Ormat also announced the signing of two similar PPAs with Silicon Valley Clean Energy (SVCE) and Monterey Bay Community Power (MBCP). SVCE and MBCP will each purchase 7MW (for a total of 14 MW) of power generated by the expected 30MW Casa Diablo-IV (CD4) geothermal project located in Mammoth Lakes, California.

The PPAs are for a term of 10 years and have a fixed MWh price, which includes energy, capacity, environmental attributes, and all other ancillary benefits. The remaining 16 MW of generating capacity will be sold under an additional PPA with Southern California Public Power Authority, which was signed in early 2019.

The CD4 power plant is expected to be online by the end of 2021.

Controlled Thermal Resources in California:

Controlled Thermal Resources (CRT) and Imperial Irrigation District (IID) completed a new PPA that indicates a new decade for baseload renewable energy in California and in the United States at large.

The PPA was signed by IID and CTR through its subsidiary, Hell’s Kitchen PowerCo 1 LLC, on January 7 of this year.
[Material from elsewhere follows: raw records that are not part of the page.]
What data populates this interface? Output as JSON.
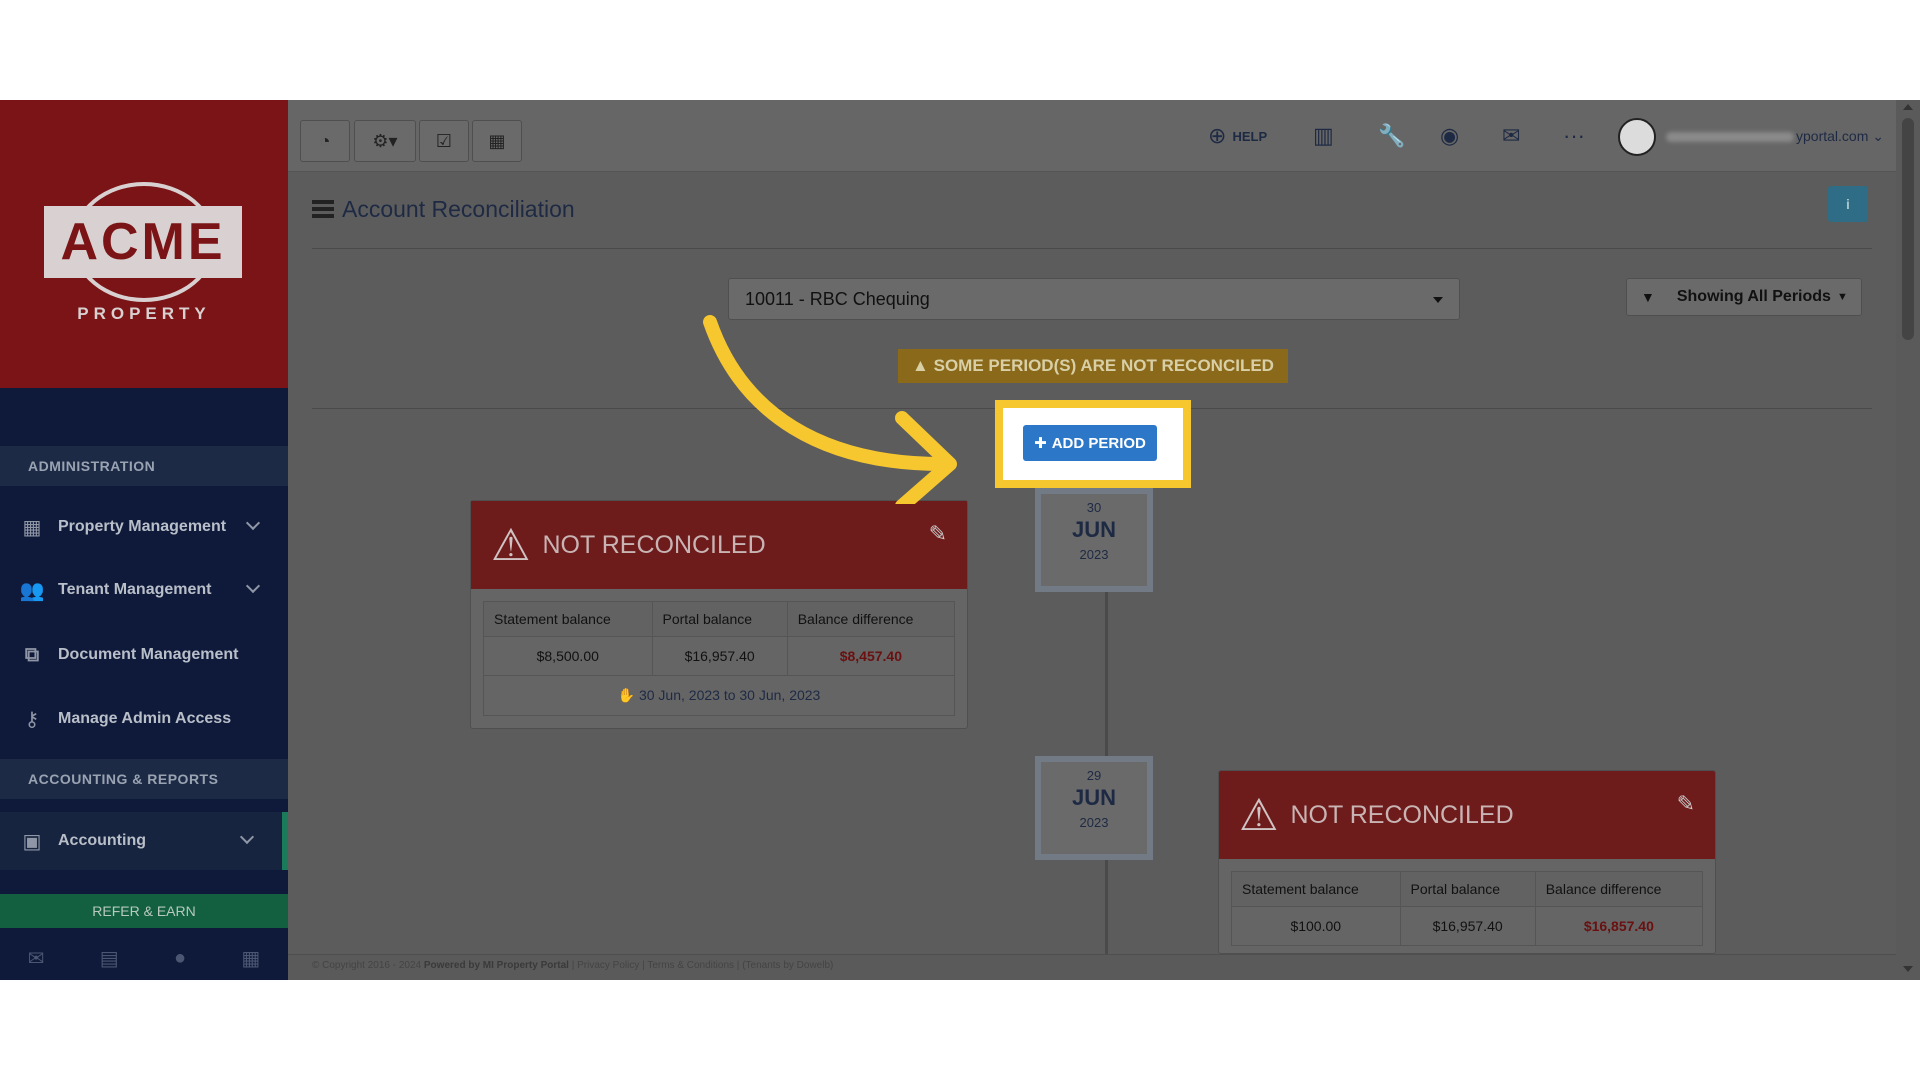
{
  "brand": {
    "logo_text": "ACME",
    "logo_sub": "PROPERTY",
    "colors": {
      "sidebar": "#0f1a3a",
      "logo_bg": "#7a1416",
      "accent_green": "#12603f",
      "primary_blue": "#2c77c7",
      "highlight_yellow": "#f7c72f",
      "danger_red": "#6e1b1b"
    }
  },
  "sidebar": {
    "section_admin": "ADMINISTRATION",
    "section_accounting": "ACCOUNTING & REPORTS",
    "items": [
      {
        "label": "Property Management",
        "icon": "building-icon"
      },
      {
        "label": "Tenant Management",
        "icon": "users-icon"
      },
      {
        "label": "Document Management",
        "icon": "documents-icon"
      },
      {
        "label": "Manage Admin Access",
        "icon": "key-icon"
      },
      {
        "label": "Accounting",
        "icon": "money-icon"
      }
    ],
    "refer_label": "REFER & EARN"
  },
  "topbar": {
    "help_label": "HELP",
    "email_suffix": "yportal.com"
  },
  "page": {
    "title": "Account Reconciliation",
    "info_label": "i",
    "account_selected": "10011 - RBC Chequing",
    "filter_label": "Showing All Periods",
    "warning_banner": "SOME PERIOD(S) ARE NOT RECONCILED",
    "add_period_label": "ADD PERIOD"
  },
  "periods": [
    {
      "status": "NOT RECONCILED",
      "day": "30",
      "month": "JUN",
      "year": "2023",
      "headers": [
        "Statement balance",
        "Portal balance",
        "Balance difference"
      ],
      "statement_balance": "$8,500.00",
      "portal_balance": "$16,957.40",
      "balance_difference": "$8,457.40",
      "range": "30 Jun, 2023 to 30 Jun, 2023"
    },
    {
      "status": "NOT RECONCILED",
      "day": "29",
      "month": "JUN",
      "year": "2023",
      "headers": [
        "Statement balance",
        "Portal balance",
        "Balance difference"
      ],
      "statement_balance": "$100.00",
      "portal_balance": "$16,957.40",
      "balance_difference": "$16,857.40"
    }
  ],
  "footer": {
    "copyright": "© Copyright 2016 - 2024",
    "powered": "Powered by MI Property Portal",
    "privacy": "Privacy Policy",
    "terms": "Terms & Conditions",
    "tenants": "(Tenants by Dowelb)"
  }
}
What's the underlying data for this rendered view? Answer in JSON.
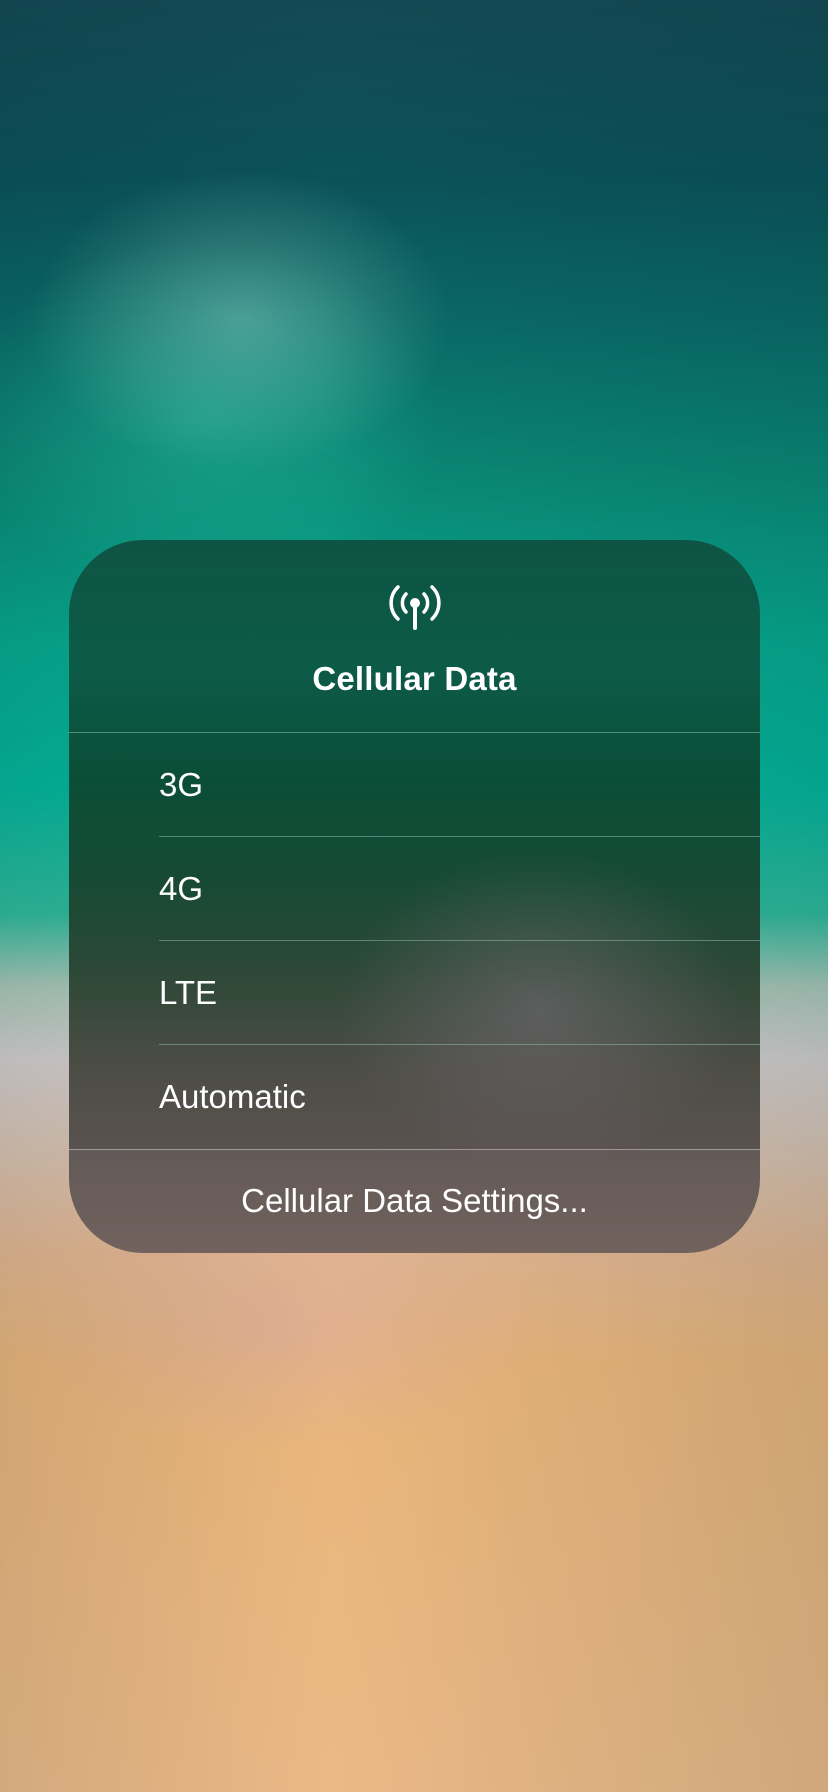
{
  "menu": {
    "icon": "cellular-antenna-icon",
    "title": "Cellular Data",
    "options": [
      {
        "label": "3G"
      },
      {
        "label": "4G"
      },
      {
        "label": "LTE"
      },
      {
        "label": "Automatic"
      }
    ],
    "settings_label": "Cellular Data Settings..."
  }
}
The agreement sets a 25-year term to supply IID with 40 megawatts of geothermal energy from the Hell’s Kitchen plant, which is located at the foot of the Salton Sea.

The geothermal power plant will be operational in 2023 and will coincide with the development of CTR’s integrated direct lithium extraction and conversion facility.

“We’re delighted to formalize this agreement with Imperial Irrigation District,” CTR’s Chief Executive Rod Colwell said in a press release, “and pleased to see the district take a leadership position in the region to secure a long-term supply of baseload renewable energy that can greatly assist in providing a reliable and stable transmission grid as California moves forward.”

The project is estimated to generate 400 plant and construction jobs over a four-year construction period and 186 ongoing operational jobs.

Yellow backhoe loading dirt into dump truck as geothermal pipeline is being constructed
Construction begins on the Hell’s Kitchen Geothermal Project (photo courtesy of Controlled Thermal Resources)